The opposite is true about my friend Abby. Abby has had a hard life, too. She wasn’t born into a wealthy family, she has raised a son by herself, put herself through college, and taken care of aged and ill relatives. But she is cheerful and upbeat most of the time, and I love being around herm, because when we’re together, life seems easy and joyful.
Recently, I made the observation that she had a great career and seemed to be appreciated by her boss and company. She replied, “Oh, yes! I love my job and I’m lucky to have it. Every morning when I drive to work, I grab the steering wheel and thank God for my job. For the job that paid for this nice car I wouldn’t have otherwise, for the nice people I work with in a beautiful office and for a boss that treats me and everyone else so well. I’m absolutely grateful for what I have and make a point to give thanks on my way to work. It grounds me and starts off my day on a positive note.”
I am convinced that it is Abby’s sense of gratitude that gives her such an upbeat attitude. It’s also why I believe, she has more friends than anyone else I know. For when we are grateful, we exude happiness and that makes us magnets that draw other people toward us. They want to be around that exuberant energy.
Gratitude not only draws people to us, but it helps us keep those who are in our sphere. When we see the glass a half-full, rather than half-empty, we notice what is there rather than dwelling on what is not. When we notice what’s there, we get out of our self-absorption and realize that there are people around us, many of whom have done wonderful things for us. And when we express our gratitude for their presence in our lives, it’s more likely that those people will want to continue to be around us.
GRATITUDE – The Antidote to Bitterness and Resentment – “The more light you allow within you, the brighter the world you live in will be.” Shakti Gawain
Twenty years ago, Cynthia, a petite, talented woman in her late twenties, got divorced in a terrible breakup. Two decades later, bitter and resentful, she is sill obsessed with her ex-husband, bad-mouthing him to her children and friends whenever she gets a chance, convinced that he ruined her life. In a way, of course, he did.

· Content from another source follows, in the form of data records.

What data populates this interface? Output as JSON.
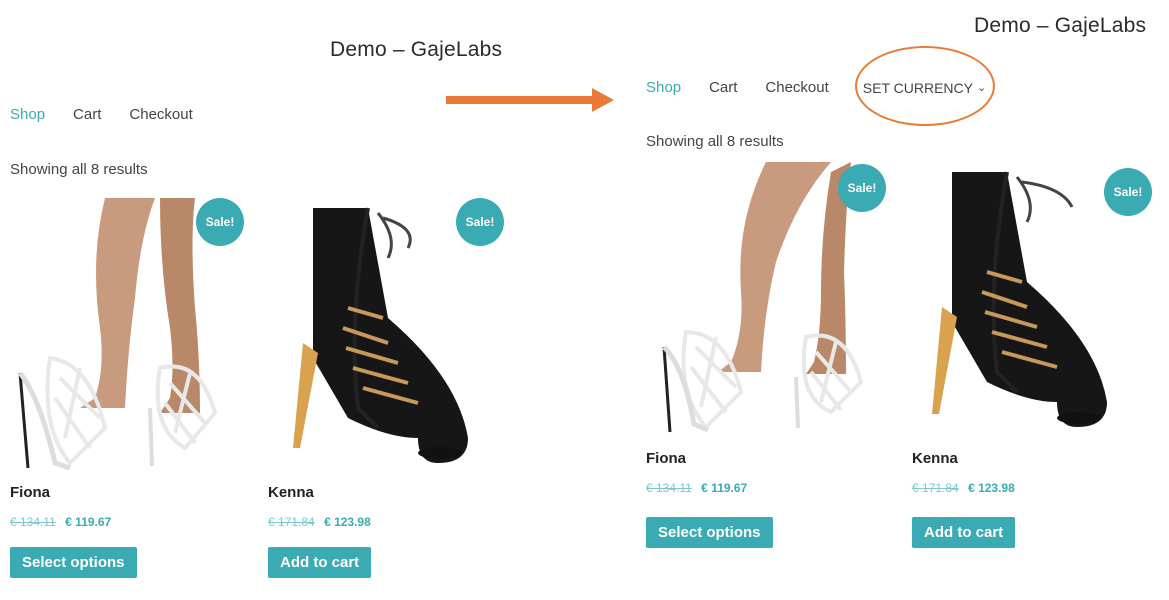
{
  "left": {
    "site_title": "Demo – GajeLabs",
    "nav": [
      "Shop",
      "Cart",
      "Checkout"
    ],
    "results": "Showing all 8 results",
    "products": [
      {
        "name": "Fiona",
        "old_price": "€ 134.11",
        "new_price": "€ 119.67",
        "button": "Select options",
        "badge": "Sale!"
      },
      {
        "name": "Kenna",
        "old_price": "€ 171.84",
        "new_price": "€ 123.98",
        "button": "Add to cart",
        "badge": "Sale!"
      }
    ]
  },
  "right": {
    "site_title": "Demo – GajeLabs",
    "nav": [
      "Shop",
      "Cart",
      "Checkout"
    ],
    "currency_menu": "SET CURRENCY",
    "results": "Showing all 8 results",
    "products": [
      {
        "name": "Fiona",
        "old_price": "€ 134.11",
        "new_price": "€ 119.67",
        "button": "Select options",
        "badge": "Sale!"
      },
      {
        "name": "Kenna",
        "old_price": "€ 171.84",
        "new_price": "€ 123.98",
        "button": "Add to cart",
        "badge": "Sale!"
      }
    ]
  },
  "icons": {
    "arrow": "arrow-right-icon",
    "chevron": "chevron-down-icon"
  },
  "colors": {
    "accent": "#3aaab3",
    "highlight": "#e77b37"
  }
}
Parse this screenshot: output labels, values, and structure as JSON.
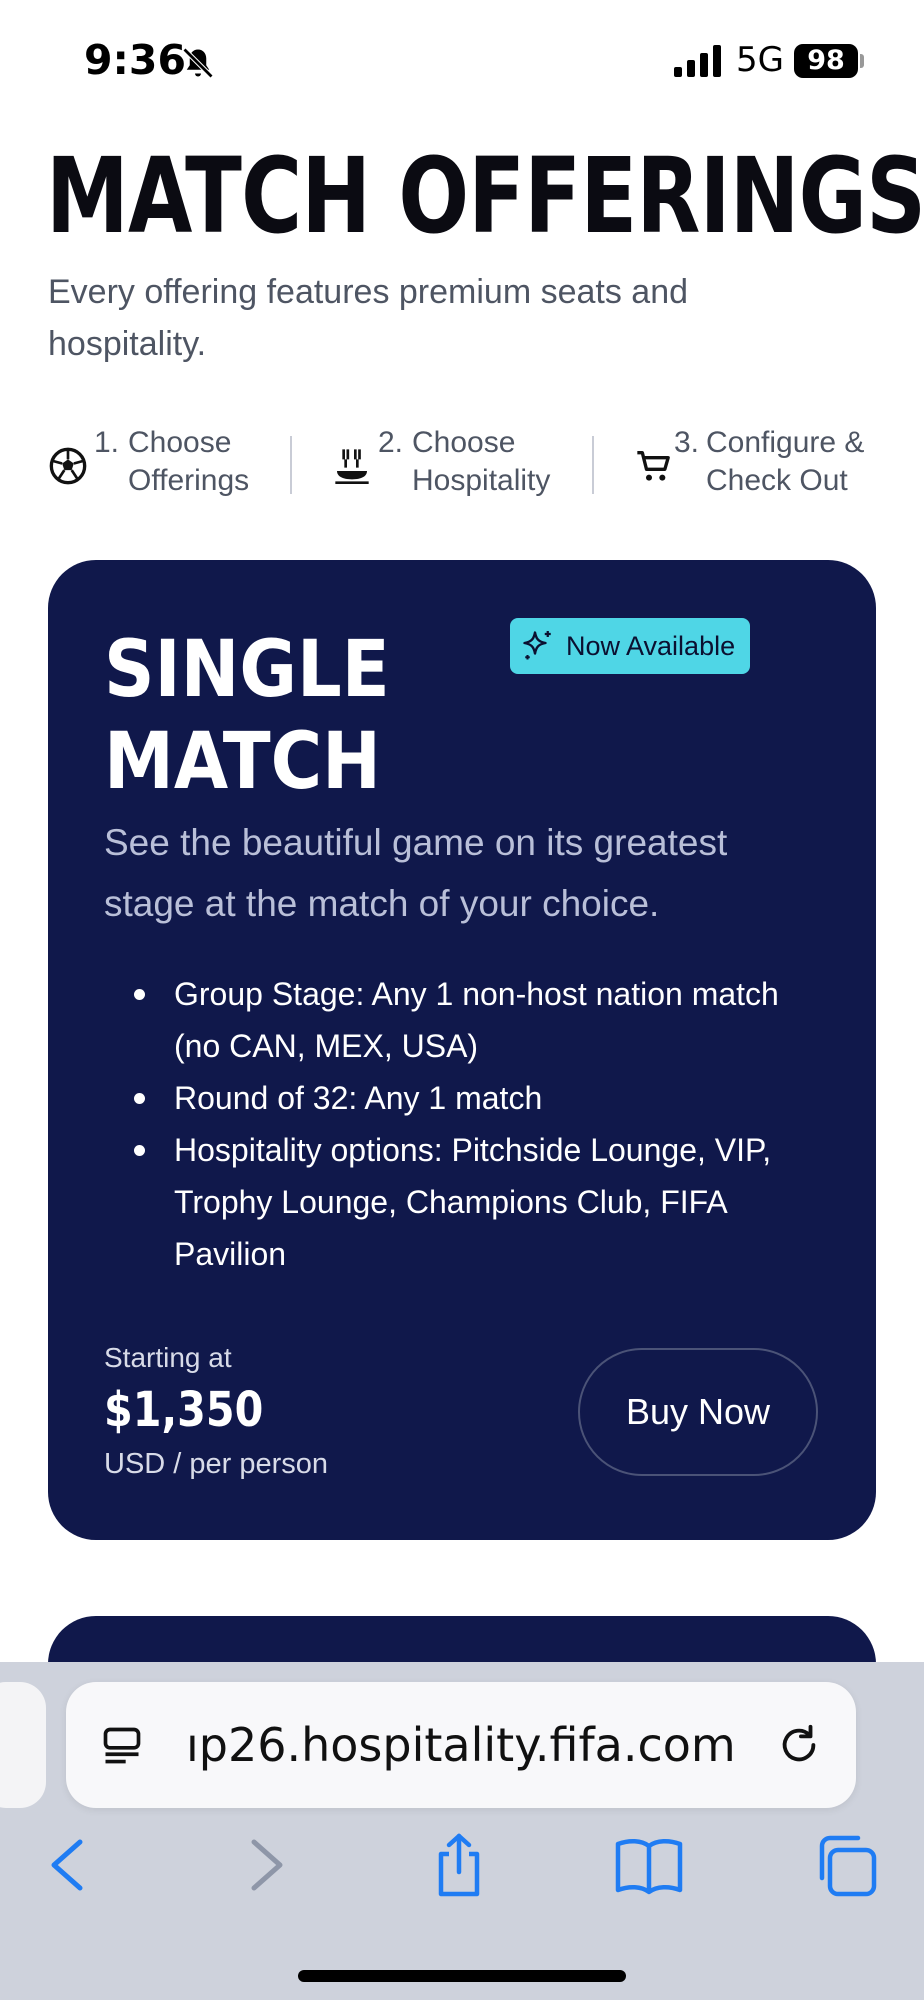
{
  "status_bar": {
    "time": "9:36",
    "network": "5G",
    "battery": "98",
    "icons": [
      "bell-slash-icon",
      "signal-icon"
    ]
  },
  "page": {
    "title": "MATCH OFFERINGS",
    "subtitle": "Every offering features premium seats and hospitality."
  },
  "steps": [
    {
      "num": "1.",
      "label": "Choose Offerings",
      "icon": "soccer-ball-icon"
    },
    {
      "num": "2.",
      "label": "Choose Hospitality",
      "icon": "dining-icon"
    },
    {
      "num": "3.",
      "label": "Configure & Check Out",
      "icon": "cart-icon"
    }
  ],
  "offer": {
    "title": "SINGLE MATCH",
    "badge": "Now Available",
    "badge_icon": "sparkles-icon",
    "description": "See the beautiful game on its greatest stage at the match of your choice.",
    "features": [
      "Group Stage: Any 1 non-host nation match (no CAN, MEX, USA)",
      "Round of 32: Any 1 match",
      "Hospitality options: Pitchside Lounge, VIP, Trophy Lounge, Champions Club, FIFA Pavilion"
    ],
    "price_caption": "Starting at",
    "price": "$1,350",
    "price_unit": "USD / per person",
    "cta": "Buy Now"
  },
  "browser": {
    "url": "ıp26.hospitality.fifa.com",
    "toolbar": [
      "back-icon",
      "forward-icon",
      "share-icon",
      "bookmarks-icon",
      "tabs-icon"
    ]
  },
  "colors": {
    "card_bg": "#10184b",
    "badge_bg": "#4fd6e6",
    "browser_accent": "#1f7cf3"
  }
}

Because she kept focusing on her pain and resentment, she was never able to heal and move on. Hurt and hateful, she hasn’t been able to attract new love in her life, and her now-grown children avoid her like the plague.
Have you ever met someone so bitter about their life that they feel like a black hole sucking away all the energy around them? Whether we call them pessimists, ingrates, or those who always see the glass a half-empty, they are a drag to be around. So focused on what hasn’t worked for them they can’t see the ways they have been the recipients of gifts, blessings, and surprises.
Most of us aren’t total black holes, but when we fail to give thanks for what happens in our lives, we can get hung up in bitterness that prevents us from developing emotionally and spiritually. If we fail to grow, the light inside us grows dim.
Bitterness is a poison that snuffs the light of our souls, hardening us to life’s pleasures and joys by keeping us focused only on what is wrong. When the man I lived with for fourteen years left me, he said it was because I was turning bitter and he didn’t want to stick around to see it. Although there were other reasons for our breakup, including many he was responsible for, after the pain of the loss had subsided I gave thanks to him for the wake-up call; I was turning into a resentful woman, and that was the last thing on Earth I wanted to be.
I’m determined not to sink into bitterness again. While there are plenty of things in life to be justifiably annoyed, angry, or hurt at, that doesn’t mean that I should completely ignore all that is beautiful, good, and touching. I want my soul to shine with an overflowing of love, and practicing gratitude is one of the best ways I know to do it.